55 Mary and Essex, victims of thy ire,
56 Bright stars that fell by thy malignant breath,
57 Yet, yet I weep for thee — thy woman's weakness,
58 And thy jealous mind.
59 O they were punishment enough — forgive,
60 Forgive, O mighty God! forgive.
61 O Character! thou sacred name prophan'd,
62 Or gain'd so dear — by those who court thee
63 Only for a name, — and in fair shew
64 Appear what they art not. Fair Rectitude,
65 Be thou alone my wish — retir'd and silent.
66 There, the motives of my heart to know,
67 And leave to others — what? as they deserve
68 A name! Shall I e'er gain thee by one restless thought,[Page 12]
69 Or popular deed — to strive — to vie,
70 Or to supplant another.
71 To sacrifice my mind, my peace,
72 — — — — Her's was gone.
73 No rather,
74 Suffer all — unknown — forsaken — unminded,
75 Or minded only when again to take
76 The little I have got. Whence is that envy
77 And that jealous eye? To be what? yes.
78 Let them. O happiness, canst thou depend
79 On aught — but truth, unfullied rectitude of thought,
80 And virtue fair, — with kind benevolence,
81 And humblest mind reflect how poor and weak
82 We're in ourselves.
83 Come, quiet thought, and leave the giddy restless
84 Vain pursuit of earthly cares — O come,
85 And by yon brook where dancing sun beams
86 Wander through the trees — invite my Muse,
87 Or catch yon awful arch — from rock to rock[Page 13]
88 Where dashing waters burst in broken falls,
89 Or in the shady break where murm'ring rills,
90 In wild meanders stray from wood to wood,
91 Or list'ning to the evening song retir'd
92 Where scarce a breeze is whisper'd through the scene.
93 Who can behold yon glorious orb that gilds the sky,
94 And not adore the hand, Author of Nature,
95 Who in his works sublime paints out his power;
96 In Wisdom all express'd, at awful distance, view
97 The mighty mind — the thought, contrivance,
98 And the powerful word — And as the sun goes down,
99 Come, evening mild — and with thy soft'ning dews
100 Or gentle rains refresh the earth,
101 Mother of all the sustenance to man.
102 Light Fame — no more I thee attend,
103 No more thy airy flight pursue;
104 Light Fame no more my soul can move,
105 No more thy freaks and whims I heed.
106 Light Fame — no more thy voice I'll hear,
107 Thy voice I thought how sweet to me;
108 Light Fame, I thought thy voice was true,

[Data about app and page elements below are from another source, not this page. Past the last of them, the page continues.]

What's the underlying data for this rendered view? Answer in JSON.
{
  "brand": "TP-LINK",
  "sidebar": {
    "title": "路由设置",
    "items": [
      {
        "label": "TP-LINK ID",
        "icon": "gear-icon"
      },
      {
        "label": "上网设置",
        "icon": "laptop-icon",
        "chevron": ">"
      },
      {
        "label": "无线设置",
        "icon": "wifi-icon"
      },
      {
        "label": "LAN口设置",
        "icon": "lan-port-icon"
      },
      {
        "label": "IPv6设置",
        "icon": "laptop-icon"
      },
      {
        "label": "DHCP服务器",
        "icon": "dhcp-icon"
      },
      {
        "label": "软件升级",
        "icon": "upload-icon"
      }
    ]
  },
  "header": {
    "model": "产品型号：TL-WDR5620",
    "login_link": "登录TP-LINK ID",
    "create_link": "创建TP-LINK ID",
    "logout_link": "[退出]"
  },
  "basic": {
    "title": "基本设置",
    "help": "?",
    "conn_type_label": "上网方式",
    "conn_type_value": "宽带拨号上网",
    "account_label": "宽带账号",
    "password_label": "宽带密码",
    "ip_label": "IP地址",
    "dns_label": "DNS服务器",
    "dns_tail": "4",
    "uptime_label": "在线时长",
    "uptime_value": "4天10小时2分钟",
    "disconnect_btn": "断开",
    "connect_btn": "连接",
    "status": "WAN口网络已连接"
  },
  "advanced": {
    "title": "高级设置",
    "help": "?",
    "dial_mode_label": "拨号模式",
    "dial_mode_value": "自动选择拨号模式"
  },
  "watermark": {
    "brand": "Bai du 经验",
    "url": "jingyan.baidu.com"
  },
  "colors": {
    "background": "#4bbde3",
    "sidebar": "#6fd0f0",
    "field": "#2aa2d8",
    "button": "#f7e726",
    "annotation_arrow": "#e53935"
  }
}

109 But soon it chang'd, how false, how wild?
110 Light Fame — no more my soul can move,
111 Thy freaks and whims she may neglect.
112 Light Fame — no more my soul can move,
113 In conscious worth shall find relief.
114 O! could my sweet plaint lull to rest,
115 Soften one sigh — as thou dreamst,
116 I'd sit the whole night on thy tree,
117 And sing, — — sing, — —
118 With the thorn at my breast.